> [What the exercise asks]
Each of the entries below needs to be given again exactly.

> [Exercise data]
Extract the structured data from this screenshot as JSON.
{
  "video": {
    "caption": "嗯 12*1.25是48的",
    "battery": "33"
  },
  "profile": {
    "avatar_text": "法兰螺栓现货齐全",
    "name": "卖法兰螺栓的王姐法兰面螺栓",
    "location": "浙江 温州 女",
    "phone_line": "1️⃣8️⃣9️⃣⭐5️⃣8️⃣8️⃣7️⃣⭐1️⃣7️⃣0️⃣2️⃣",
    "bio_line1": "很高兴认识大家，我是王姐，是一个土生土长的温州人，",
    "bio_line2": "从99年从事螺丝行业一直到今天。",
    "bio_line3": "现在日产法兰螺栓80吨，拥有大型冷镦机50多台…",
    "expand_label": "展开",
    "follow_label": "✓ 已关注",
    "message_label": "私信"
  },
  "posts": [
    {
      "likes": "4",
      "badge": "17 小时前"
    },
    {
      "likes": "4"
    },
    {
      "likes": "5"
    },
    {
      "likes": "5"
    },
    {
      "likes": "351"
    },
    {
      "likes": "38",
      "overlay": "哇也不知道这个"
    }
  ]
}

> [Result for this task]
Extract the structured data from this screenshot as JSON.
{
  "video": {
    "caption": "嗯 12*1.25是48的",
    "battery": "33"
  },
  "profile": {
    "avatar_text": "法兰螺栓现货齐全",
    "name": "卖法兰螺栓的王姐法兰面螺栓",
    "location": "浙江 温州 女",
    "phone_line": "1️⃣8️⃣9️⃣⭐5️⃣8️⃣8️⃣7️⃣⭐1️⃣7️⃣0️⃣2️⃣",
    "bio_line1": "很高兴认识大家，我是王姐，是一个土生土长的温州人，",
    "bio_line2": "从99年从事螺丝行业一直到今天。",
    "bio_line3": "现在日产法兰螺栓80吨，拥有大型冷镦机50多台…",
    "expand_label": "展开",
    "follow_label": "✓ 已关注",
    "message_label": "私信"
  },
  "posts": [
    {
      "likes": "4",
      "badge": "17 小时前"
    },
    {
      "likes": "4"
    },
    {
      "likes": "5"
    },
    {
      "likes": "5"
    },
    {
      "likes": "351"
    },
    {
      "likes": "38",
      "overlay": "哇也不知道这个"
    }
  ]
}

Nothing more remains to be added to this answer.